Web page and app entries:

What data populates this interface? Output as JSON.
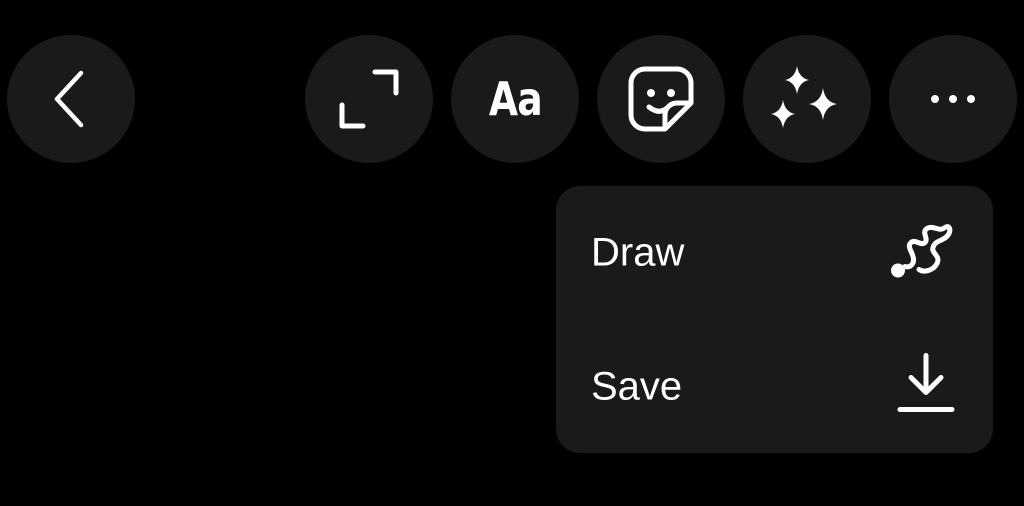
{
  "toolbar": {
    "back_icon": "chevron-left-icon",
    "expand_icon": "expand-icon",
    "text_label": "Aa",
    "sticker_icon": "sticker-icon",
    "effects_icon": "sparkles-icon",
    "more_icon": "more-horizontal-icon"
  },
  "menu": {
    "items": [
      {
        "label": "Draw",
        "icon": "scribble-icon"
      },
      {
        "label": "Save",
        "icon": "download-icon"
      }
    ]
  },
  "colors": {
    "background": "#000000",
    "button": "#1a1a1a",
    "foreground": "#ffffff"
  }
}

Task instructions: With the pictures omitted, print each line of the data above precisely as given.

Exercise solution:
What data populates this interface? Output as JSON.
{
  "toolbar": {
    "back_icon": "chevron-left-icon",
    "expand_icon": "expand-icon",
    "text_label": "Aa",
    "sticker_icon": "sticker-icon",
    "effects_icon": "sparkles-icon",
    "more_icon": "more-horizontal-icon"
  },
  "menu": {
    "items": [
      {
        "label": "Draw",
        "icon": "scribble-icon"
      },
      {
        "label": "Save",
        "icon": "download-icon"
      }
    ]
  },
  "colors": {
    "background": "#000000",
    "button": "#1a1a1a",
    "foreground": "#ffffff"
  }
}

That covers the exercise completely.